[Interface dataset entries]
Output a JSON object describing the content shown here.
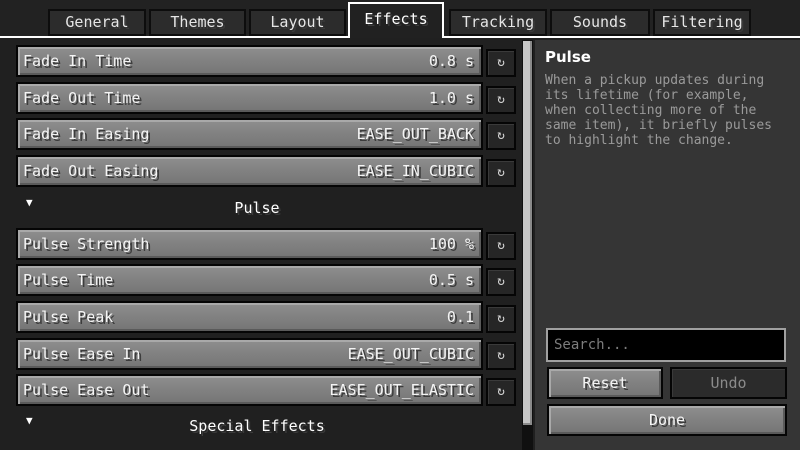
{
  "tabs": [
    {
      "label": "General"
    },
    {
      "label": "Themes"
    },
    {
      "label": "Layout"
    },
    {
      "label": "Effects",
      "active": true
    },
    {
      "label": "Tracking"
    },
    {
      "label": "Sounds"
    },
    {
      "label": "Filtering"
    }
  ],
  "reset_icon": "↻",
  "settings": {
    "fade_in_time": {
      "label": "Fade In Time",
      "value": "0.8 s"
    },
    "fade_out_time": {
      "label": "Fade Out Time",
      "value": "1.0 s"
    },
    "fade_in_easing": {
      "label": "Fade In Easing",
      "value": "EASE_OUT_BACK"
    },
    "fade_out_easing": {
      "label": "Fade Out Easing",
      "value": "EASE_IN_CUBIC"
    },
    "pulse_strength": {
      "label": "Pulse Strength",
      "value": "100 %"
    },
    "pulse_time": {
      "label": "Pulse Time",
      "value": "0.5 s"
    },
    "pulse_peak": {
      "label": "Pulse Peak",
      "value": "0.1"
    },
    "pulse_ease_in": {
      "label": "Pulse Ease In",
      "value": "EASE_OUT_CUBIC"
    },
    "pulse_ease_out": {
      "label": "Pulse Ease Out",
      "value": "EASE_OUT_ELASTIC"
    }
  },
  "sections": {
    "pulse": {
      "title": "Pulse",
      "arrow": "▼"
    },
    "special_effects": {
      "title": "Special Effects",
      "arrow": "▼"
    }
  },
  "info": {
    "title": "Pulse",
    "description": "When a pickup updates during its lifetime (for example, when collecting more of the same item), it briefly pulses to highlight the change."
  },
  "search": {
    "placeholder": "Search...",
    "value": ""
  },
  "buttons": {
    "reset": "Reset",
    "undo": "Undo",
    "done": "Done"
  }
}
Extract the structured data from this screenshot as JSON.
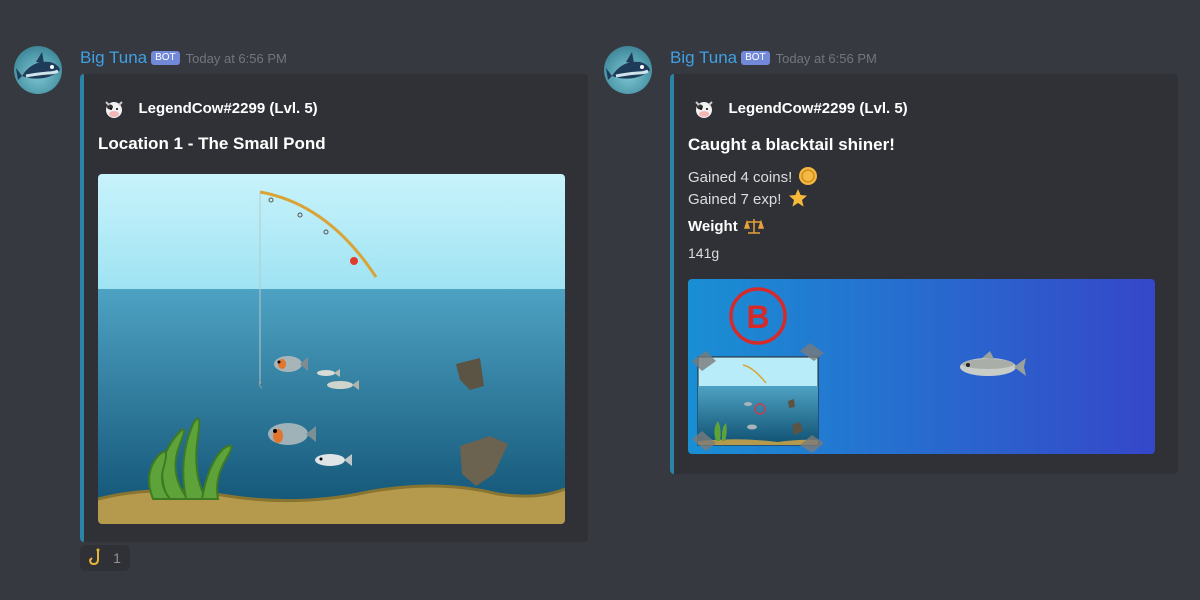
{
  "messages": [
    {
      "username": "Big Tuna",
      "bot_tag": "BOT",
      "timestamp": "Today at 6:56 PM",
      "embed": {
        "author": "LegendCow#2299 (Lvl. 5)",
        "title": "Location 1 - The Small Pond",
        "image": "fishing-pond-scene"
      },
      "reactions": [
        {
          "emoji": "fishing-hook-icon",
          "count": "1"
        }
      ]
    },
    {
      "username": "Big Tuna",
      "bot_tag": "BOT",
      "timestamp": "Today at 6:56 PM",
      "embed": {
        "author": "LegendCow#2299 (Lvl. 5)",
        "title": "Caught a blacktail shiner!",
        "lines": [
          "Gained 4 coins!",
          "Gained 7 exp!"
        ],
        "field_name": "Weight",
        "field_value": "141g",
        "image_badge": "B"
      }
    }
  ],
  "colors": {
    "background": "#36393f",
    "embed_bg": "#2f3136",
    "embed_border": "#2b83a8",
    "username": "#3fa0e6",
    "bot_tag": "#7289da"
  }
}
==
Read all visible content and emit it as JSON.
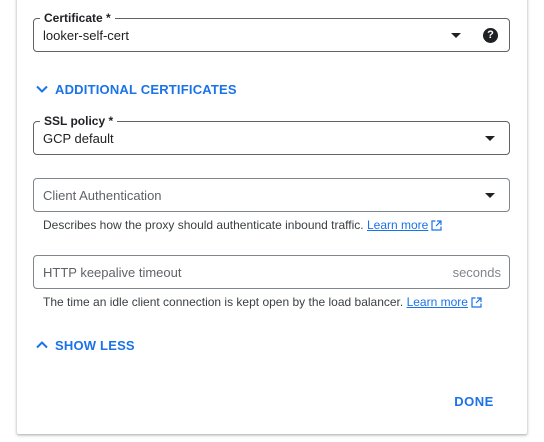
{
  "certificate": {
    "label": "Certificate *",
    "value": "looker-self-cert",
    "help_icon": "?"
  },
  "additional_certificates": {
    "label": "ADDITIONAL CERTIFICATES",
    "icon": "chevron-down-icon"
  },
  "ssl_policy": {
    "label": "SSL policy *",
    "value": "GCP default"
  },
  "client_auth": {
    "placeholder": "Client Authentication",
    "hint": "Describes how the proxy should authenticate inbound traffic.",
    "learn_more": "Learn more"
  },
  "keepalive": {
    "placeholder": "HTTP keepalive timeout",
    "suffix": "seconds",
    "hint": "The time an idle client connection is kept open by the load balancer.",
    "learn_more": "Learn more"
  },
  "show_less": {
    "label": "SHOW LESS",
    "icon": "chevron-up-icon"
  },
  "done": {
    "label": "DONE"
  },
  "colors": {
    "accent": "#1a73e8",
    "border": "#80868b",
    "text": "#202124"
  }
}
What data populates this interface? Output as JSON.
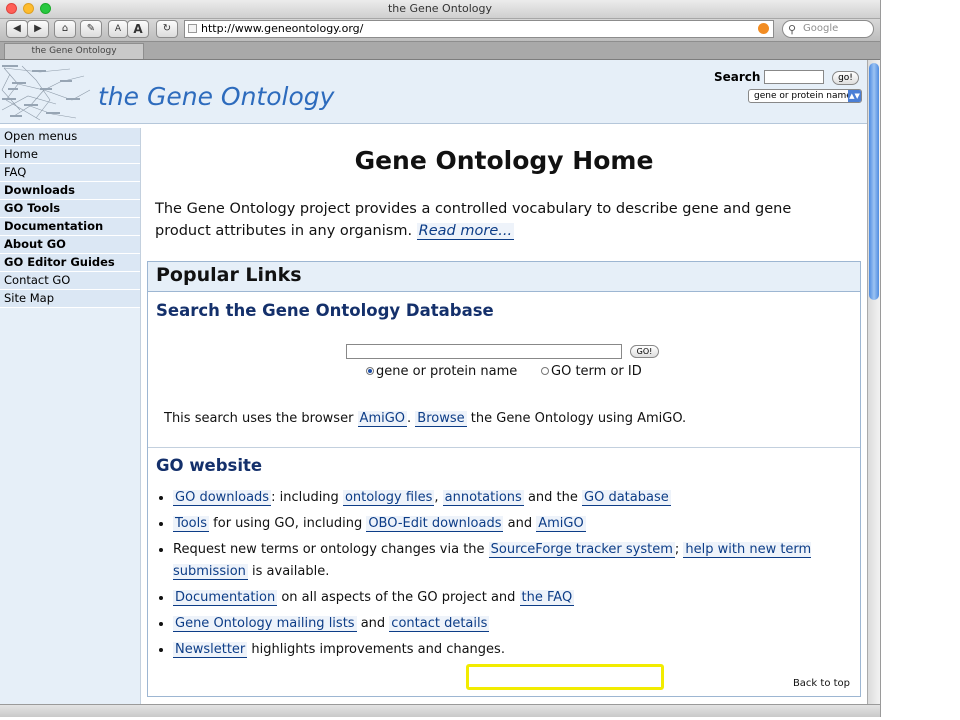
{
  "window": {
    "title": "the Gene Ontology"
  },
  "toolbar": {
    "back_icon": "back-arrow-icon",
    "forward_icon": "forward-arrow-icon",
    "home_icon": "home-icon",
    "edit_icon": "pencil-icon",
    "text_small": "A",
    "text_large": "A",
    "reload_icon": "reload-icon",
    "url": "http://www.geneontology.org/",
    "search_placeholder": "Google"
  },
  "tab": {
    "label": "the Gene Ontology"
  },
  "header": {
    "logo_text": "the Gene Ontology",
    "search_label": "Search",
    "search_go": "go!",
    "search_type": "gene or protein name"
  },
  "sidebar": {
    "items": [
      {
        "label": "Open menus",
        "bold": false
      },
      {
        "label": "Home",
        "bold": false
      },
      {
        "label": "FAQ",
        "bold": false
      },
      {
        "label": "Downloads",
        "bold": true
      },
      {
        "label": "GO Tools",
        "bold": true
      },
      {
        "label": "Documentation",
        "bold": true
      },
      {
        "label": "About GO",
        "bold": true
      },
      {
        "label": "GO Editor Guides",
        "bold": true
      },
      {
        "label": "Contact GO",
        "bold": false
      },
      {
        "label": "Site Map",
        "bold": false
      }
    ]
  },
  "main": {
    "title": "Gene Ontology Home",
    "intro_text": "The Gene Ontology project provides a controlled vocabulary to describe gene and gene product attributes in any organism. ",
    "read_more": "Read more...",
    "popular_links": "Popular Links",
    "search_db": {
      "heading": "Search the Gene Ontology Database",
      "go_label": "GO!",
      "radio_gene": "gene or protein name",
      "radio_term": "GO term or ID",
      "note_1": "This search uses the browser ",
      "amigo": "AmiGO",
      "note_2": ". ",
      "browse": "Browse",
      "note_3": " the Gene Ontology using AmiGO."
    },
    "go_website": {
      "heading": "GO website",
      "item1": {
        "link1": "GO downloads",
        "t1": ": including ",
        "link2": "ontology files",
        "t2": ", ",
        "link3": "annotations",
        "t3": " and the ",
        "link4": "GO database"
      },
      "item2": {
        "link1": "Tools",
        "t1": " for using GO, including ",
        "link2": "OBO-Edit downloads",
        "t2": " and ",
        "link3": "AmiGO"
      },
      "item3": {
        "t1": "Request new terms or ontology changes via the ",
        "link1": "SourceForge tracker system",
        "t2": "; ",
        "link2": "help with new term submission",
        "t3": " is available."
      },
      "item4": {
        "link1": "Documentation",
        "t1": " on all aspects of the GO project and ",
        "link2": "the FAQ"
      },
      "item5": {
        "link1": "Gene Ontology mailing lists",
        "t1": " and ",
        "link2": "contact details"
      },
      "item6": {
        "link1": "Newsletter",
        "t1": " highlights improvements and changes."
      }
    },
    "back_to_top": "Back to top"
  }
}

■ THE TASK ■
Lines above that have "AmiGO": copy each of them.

■ TASK SOLUTION ■
      "amigo": "AmiGO",
      "note_3": " the Gene Ontology using AmiGO."
        "link3": "AmiGO"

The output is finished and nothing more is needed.